1. Choose your telemedicine technology wisely.
The first one may seem obvious: You need the right technology in place. But deciding what platform to use can be an overwhelming process with so many options flooding the market. Due to relaxed regulations during the pandemic, options today vary widely — from free consumer apps (e.g., FaceTime and Google) to robust EHR-integrated platforms. Cost may be of chief concern, especially if you’re netting less income overall.
Some basic questions to ask yourself and your organization to help build your criteria:
- How easy is the platform to use? (Hint: A user-friendly interface will help improve patient adoption and usage.)
- Does it meet my security and privacy requirements?
- Is it cloud based, or does it require installation?
- How much am I willing to spend?
- How robust do I need my platform to be? Do I need full EHR integration, or will a reliable communication platform suffice?
While free, no-frills consumer applications such as FaceTime and Google Duo might sound tempting to use in the COVID era, they offer little to no HIPAA compliance or physician data privacy. On the other hand, compliant and robust solutions tend to be costly, require IT support, and come with implementation downtime. If your goal is to get up and running quickly on a simple but secure solution, you may want to consider signing onto Doctor.com’s waitlist to use our free telemedicine product — a secure, HIPAA-compliant solution that lets you start practicing virtually in five minutes or less.
2. Get the word out.
After you’ve implemented your telemedicine platform, or if you already have one in place, the next step is to tell patients a digital option is available. Marketing and communicating your virtual practice to patients is often half the battle (or more). In fact, building your new “virtual practice” is not unlike opening a new physical clinic — you’ll need to do the groundwork to establish an online presence.
Update your profiles on the third-party websites and online directories that patients use to find information about doctors. Pay special attention to Google My Business (GMB), as an uptick in “near me” or zip code-filtered searches will send an influx of patient traffic to your GMB profile. Consider adding banner ads to your Healthgrades page announcing the new feature. Lastly, make sure your website, voicemail, and automated emails reflect your telemedicine capabilities. Patients are desperate for up-to-date information. Educate them on how your practice is addressing COVID-19 and guide them to the tools they need to self-serve in the form of pop-ups on your site, blog posts, and links to trusted resources.

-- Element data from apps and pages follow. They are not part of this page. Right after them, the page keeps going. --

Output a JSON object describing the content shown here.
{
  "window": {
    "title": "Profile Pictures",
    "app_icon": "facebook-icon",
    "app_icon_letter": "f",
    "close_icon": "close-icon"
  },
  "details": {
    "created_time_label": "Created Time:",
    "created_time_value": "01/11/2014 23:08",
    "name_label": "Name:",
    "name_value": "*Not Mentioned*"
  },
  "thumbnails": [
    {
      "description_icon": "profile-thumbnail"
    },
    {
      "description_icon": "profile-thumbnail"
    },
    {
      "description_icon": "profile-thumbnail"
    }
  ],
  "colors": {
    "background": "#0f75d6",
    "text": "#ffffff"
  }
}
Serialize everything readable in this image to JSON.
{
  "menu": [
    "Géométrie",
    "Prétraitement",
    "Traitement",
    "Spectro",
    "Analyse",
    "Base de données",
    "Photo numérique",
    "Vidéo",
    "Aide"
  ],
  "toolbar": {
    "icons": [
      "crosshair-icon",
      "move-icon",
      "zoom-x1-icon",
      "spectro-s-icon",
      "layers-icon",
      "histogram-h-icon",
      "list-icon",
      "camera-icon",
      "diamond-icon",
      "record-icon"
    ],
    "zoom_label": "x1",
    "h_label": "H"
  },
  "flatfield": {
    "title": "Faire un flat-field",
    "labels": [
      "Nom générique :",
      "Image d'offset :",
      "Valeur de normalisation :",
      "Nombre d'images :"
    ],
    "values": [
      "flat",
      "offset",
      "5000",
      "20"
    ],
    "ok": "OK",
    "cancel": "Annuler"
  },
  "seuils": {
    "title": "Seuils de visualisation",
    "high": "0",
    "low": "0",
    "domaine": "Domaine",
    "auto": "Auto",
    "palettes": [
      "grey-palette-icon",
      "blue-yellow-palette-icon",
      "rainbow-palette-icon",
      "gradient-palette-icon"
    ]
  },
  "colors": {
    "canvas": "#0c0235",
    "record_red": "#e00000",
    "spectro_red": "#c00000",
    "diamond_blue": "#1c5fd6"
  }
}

Outside of broadcasting your telemedicine capabilities across the web, make any adjustments to your listings that telemedicine might affect. This includes changes to your office or reception hours, contact information, and treatment options. Keeping your information accurate and consistent web-wide minimizes patient frustrations, improves their access to care, and makes it more likely that they will choose your practice over a competitor’s.
3. Differentiate your virtual services through patient feedback.
A physician’s online ratings and reviews are the #1 factor affecting a patient’s decision to make an appointment. In this new world of telemedicine, they will be even more important in providing the social proof a patient needs to follow through with a virtual visit. Many patients have questions. How effective is telemedicine? Any tech issues? Does the experience feel personal? Reviews from other patients already familiar with the process can go a long way in assuaging these concerns. In fact, telemedicine experiences tend to rate higher among patients, so these reviews will contribute to a boosted star rating overall.
As we navigate this new era of social distancing and self-isolation, telemedicine will enter the mainstream for its coronavirus-prevention properties. It will also help physicians care for their patients during a time of heightened anxiety and increased need.
But to be successful on the virtual playing field, physicians must establish a robust online presence as a foundation that can support their telemedicine practice. To learn more about getting the basics in order as well as Doctor.com’s VirtualVisit platform, reach out to a practice consultant here.